START Available data

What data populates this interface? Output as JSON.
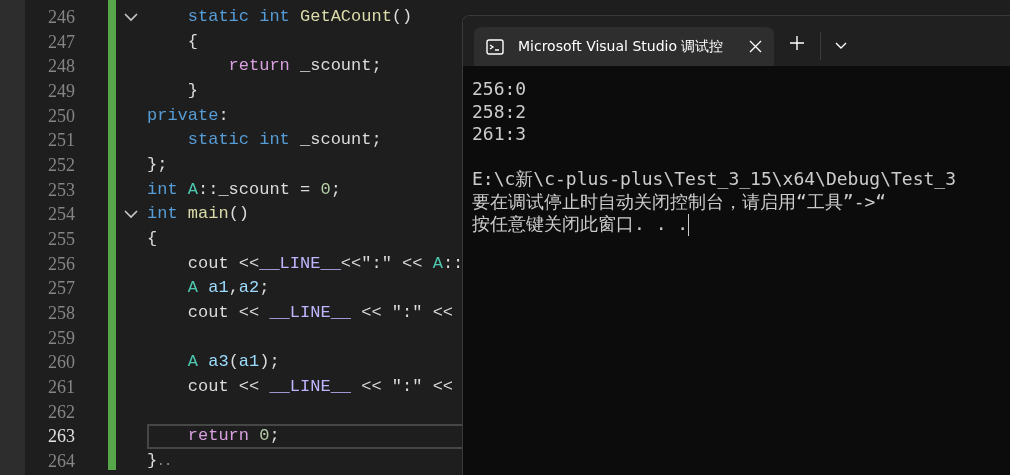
{
  "editor": {
    "lines": [
      {
        "number": "246",
        "current": false,
        "fold_toggle": true,
        "tokens": [
          {
            "kind": "keyword",
            "text": "    static int "
          },
          {
            "kind": "func",
            "text": "GetACount"
          },
          {
            "kind": "plain",
            "text": "()"
          }
        ]
      },
      {
        "number": "247",
        "current": false,
        "fold_toggle": false,
        "tokens": [
          {
            "kind": "plain",
            "text": "    {"
          }
        ]
      },
      {
        "number": "248",
        "current": false,
        "fold_toggle": false,
        "tokens": [
          {
            "kind": "control",
            "text": "        return"
          },
          {
            "kind": "plain",
            "text": " _scount;"
          }
        ]
      },
      {
        "number": "249",
        "current": false,
        "fold_toggle": false,
        "tokens": [
          {
            "kind": "plain",
            "text": "    }"
          }
        ]
      },
      {
        "number": "250",
        "current": false,
        "fold_toggle": false,
        "tokens": [
          {
            "kind": "keyword",
            "text": "private"
          },
          {
            "kind": "plain",
            "text": ":"
          }
        ]
      },
      {
        "number": "251",
        "current": false,
        "fold_toggle": false,
        "tokens": [
          {
            "kind": "keyword",
            "text": "    static int "
          },
          {
            "kind": "plain",
            "text": "_scount;"
          }
        ]
      },
      {
        "number": "252",
        "current": false,
        "fold_toggle": false,
        "tokens": [
          {
            "kind": "plain",
            "text": "};"
          }
        ]
      },
      {
        "number": "253",
        "current": false,
        "fold_toggle": false,
        "tokens": [
          {
            "kind": "keyword",
            "text": "int "
          },
          {
            "kind": "type",
            "text": "A"
          },
          {
            "kind": "plain",
            "text": "::_scount = "
          },
          {
            "kind": "number",
            "text": "0"
          },
          {
            "kind": "plain",
            "text": ";"
          }
        ]
      },
      {
        "number": "254",
        "current": false,
        "fold_toggle": true,
        "tokens": [
          {
            "kind": "keyword",
            "text": "int "
          },
          {
            "kind": "func",
            "text": "main"
          },
          {
            "kind": "plain",
            "text": "()"
          }
        ]
      },
      {
        "number": "255",
        "current": false,
        "fold_toggle": false,
        "tokens": [
          {
            "kind": "plain",
            "text": "{"
          }
        ]
      },
      {
        "number": "256",
        "current": false,
        "fold_toggle": false,
        "tokens": [
          {
            "kind": "plain",
            "text": "    cout <<"
          },
          {
            "kind": "macro",
            "text": "__LINE__"
          },
          {
            "kind": "plain",
            "text": "<<\":\" << "
          },
          {
            "kind": "type",
            "text": "A"
          },
          {
            "kind": "plain",
            "text": "::"
          }
        ]
      },
      {
        "number": "257",
        "current": false,
        "fold_toggle": false,
        "tokens": [
          {
            "kind": "type",
            "text": "    A "
          },
          {
            "kind": "variable",
            "text": "a1"
          },
          {
            "kind": "plain",
            "text": ","
          },
          {
            "kind": "variable",
            "text": "a2"
          },
          {
            "kind": "plain",
            "text": ";"
          }
        ]
      },
      {
        "number": "258",
        "current": false,
        "fold_toggle": false,
        "tokens": [
          {
            "kind": "plain",
            "text": "    cout << "
          },
          {
            "kind": "macro",
            "text": "__LINE__"
          },
          {
            "kind": "plain",
            "text": " << \":\" <<"
          }
        ]
      },
      {
        "number": "259",
        "current": false,
        "fold_toggle": false
      },
      {
        "number": "260",
        "current": false,
        "fold_toggle": false,
        "tokens": [
          {
            "kind": "type",
            "text": "    A "
          },
          {
            "kind": "variable",
            "text": "a3"
          },
          {
            "kind": "plain",
            "text": "("
          },
          {
            "kind": "variable",
            "text": "a1"
          },
          {
            "kind": "plain",
            "text": ");"
          }
        ]
      },
      {
        "number": "261",
        "current": false,
        "fold_toggle": false,
        "tokens": [
          {
            "kind": "plain",
            "text": "    cout << "
          },
          {
            "kind": "macro",
            "text": "__LINE__"
          },
          {
            "kind": "plain",
            "text": " << \":\" <<"
          }
        ]
      },
      {
        "number": "262",
        "current": false,
        "fold_toggle": false
      },
      {
        "number": "263",
        "current": true,
        "fold_toggle": false,
        "tokens": [
          {
            "kind": "control",
            "text": "    return"
          },
          {
            "kind": "number",
            "text": " 0"
          },
          {
            "kind": "plain",
            "text": ";"
          }
        ]
      },
      {
        "number": "264",
        "current": false,
        "fold_toggle": false,
        "tokens": [
          {
            "kind": "plain",
            "text": "}"
          },
          {
            "kind": "hint",
            "text": ".."
          }
        ]
      }
    ]
  },
  "console": {
    "tab": {
      "title": "Microsoft Visual Studio 调试控",
      "selected": true
    },
    "output": [
      "256:0",
      "258:2",
      "261:3"
    ],
    "messages": [
      "E:\\c新\\c-plus-plus\\Test_3_15\\x64\\Debug\\Test_3",
      "要在调试停止时自动关闭控制台，请启用“工具”->“",
      "按任意键关闭此窗口. . ."
    ]
  }
}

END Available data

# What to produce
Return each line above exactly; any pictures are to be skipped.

# Result for this exercise
What data populates this interface? Output as JSON.
{
  "editor": {
    "lines": [
      {
        "number": "246",
        "current": false,
        "fold_toggle": true,
        "tokens": [
          {
            "kind": "keyword",
            "text": "    static int "
          },
          {
            "kind": "func",
            "text": "GetACount"
          },
          {
            "kind": "plain",
            "text": "()"
          }
        ]
      },
      {
        "number": "247",
        "current": false,
        "fold_toggle": false,
        "tokens": [
          {
            "kind": "plain",
            "text": "    {"
          }
        ]
      },
      {
        "number": "248",
        "current": false,
        "fold_toggle": false,
        "tokens": [
          {
            "kind": "control",
            "text": "        return"
          },
          {
            "kind": "plain",
            "text": " _scount;"
          }
        ]
      },
      {
        "number": "249",
        "current": false,
        "fold_toggle": false,
        "tokens": [
          {
            "kind": "plain",
            "text": "    }"
          }
        ]
      },
      {
        "number": "250",
        "current": false,
        "fold_toggle": false,
        "tokens": [
          {
            "kind": "keyword",
            "text": "private"
          },
          {
            "kind": "plain",
            "text": ":"
          }
        ]
      },
      {
        "number": "251",
        "current": false,
        "fold_toggle": false,
        "tokens": [
          {
            "kind": "keyword",
            "text": "    static int "
          },
          {
            "kind": "plain",
            "text": "_scount;"
          }
        ]
      },
      {
        "number": "252",
        "current": false,
        "fold_toggle": false,
        "tokens": [
          {
            "kind": "plain",
            "text": "};"
          }
        ]
      },
      {
        "number": "253",
        "current": false,
        "fold_toggle": false,
        "tokens": [
          {
            "kind": "keyword",
            "text": "int "
          },
          {
            "kind": "type",
            "text": "A"
          },
          {
            "kind": "plain",
            "text": "::_scount = "
          },
          {
            "kind": "number",
            "text": "0"
          },
          {
            "kind": "plain",
            "text": ";"
          }
        ]
      },
      {
        "number": "254",
        "current": false,
        "fold_toggle": true,
        "tokens": [
          {
            "kind": "keyword",
            "text": "int "
          },
          {
            "kind": "func",
            "text": "main"
          },
          {
            "kind": "plain",
            "text": "()"
          }
        ]
      },
      {
        "number": "255",
        "current": false,
        "fold_toggle": false,
        "tokens": [
          {
            "kind": "plain",
            "text": "{"
          }
        ]
      },
      {
        "number": "256",
        "current": false,
        "fold_toggle": false,
        "tokens": [
          {
            "kind": "plain",
            "text": "    cout <<"
          },
          {
            "kind": "macro",
            "text": "__LINE__"
          },
          {
            "kind": "plain",
            "text": "<<\":\" << "
          },
          {
            "kind": "type",
            "text": "A"
          },
          {
            "kind": "plain",
            "text": "::"
          }
        ]
      },
      {
        "number": "257",
        "current": false,
        "fold_toggle": false,
        "tokens": [
          {
            "kind": "type",
            "text": "    A "
          },
          {
            "kind": "variable",
            "text": "a1"
          },
          {
            "kind": "plain",
            "text": ","
          },
          {
            "kind": "variable",
            "text": "a2"
          },
          {
            "kind": "plain",
            "text": ";"
          }
        ]
      },
      {
        "number": "258",
        "current": false,
        "fold_toggle": false,
        "tokens": [
          {
            "kind": "plain",
            "text": "    cout << "
          },
          {
            "kind": "macro",
            "text": "__LINE__"
          },
          {
            "kind": "plain",
            "text": " << \":\" <<"
          }
        ]
      },
      {
        "number": "259",
        "current": false,
        "fold_toggle": false
      },
      {
        "number": "260",
        "current": false,
        "fold_toggle": false,
        "tokens": [
          {
            "kind": "type",
            "text": "    A "
          },
          {
            "kind": "variable",
            "text": "a3"
          },
          {
            "kind": "plain",
            "text": "("
          },
          {
            "kind": "variable",
            "text": "a1"
          },
          {
            "kind": "plain",
            "text": ");"
          }
        ]
      },
      {
        "number": "261",
        "current": false,
        "fold_toggle": false,
        "tokens": [
          {
            "kind": "plain",
            "text": "    cout << "
          },
          {
            "kind": "macro",
            "text": "__LINE__"
          },
          {
            "kind": "plain",
            "text": " << \":\" <<"
          }
        ]
      },
      {
        "number": "262",
        "current": false,
        "fold_toggle": false
      },
      {
        "number": "263",
        "current": true,
        "fold_toggle": false,
        "tokens": [
          {
            "kind": "control",
            "text": "    return"
          },
          {
            "kind": "number",
            "text": " 0"
          },
          {
            "kind": "plain",
            "text": ";"
          }
        ]
      },
      {
        "number": "264",
        "current": false,
        "fold_toggle": false,
        "tokens": [
          {
            "kind": "plain",
            "text": "}"
          },
          {
            "kind": "hint",
            "text": ".."
          }
        ]
      }
    ]
  },
  "console": {
    "tab": {
      "title": "Microsoft Visual Studio 调试控",
      "selected": true
    },
    "output": [
      "256:0",
      "258:2",
      "261:3"
    ],
    "messages": [
      "E:\\c新\\c-plus-plus\\Test_3_15\\x64\\Debug\\Test_3",
      "要在调试停止时自动关闭控制台，请启用“工具”->“",
      "按任意键关闭此窗口. . ."
    ]
  }
}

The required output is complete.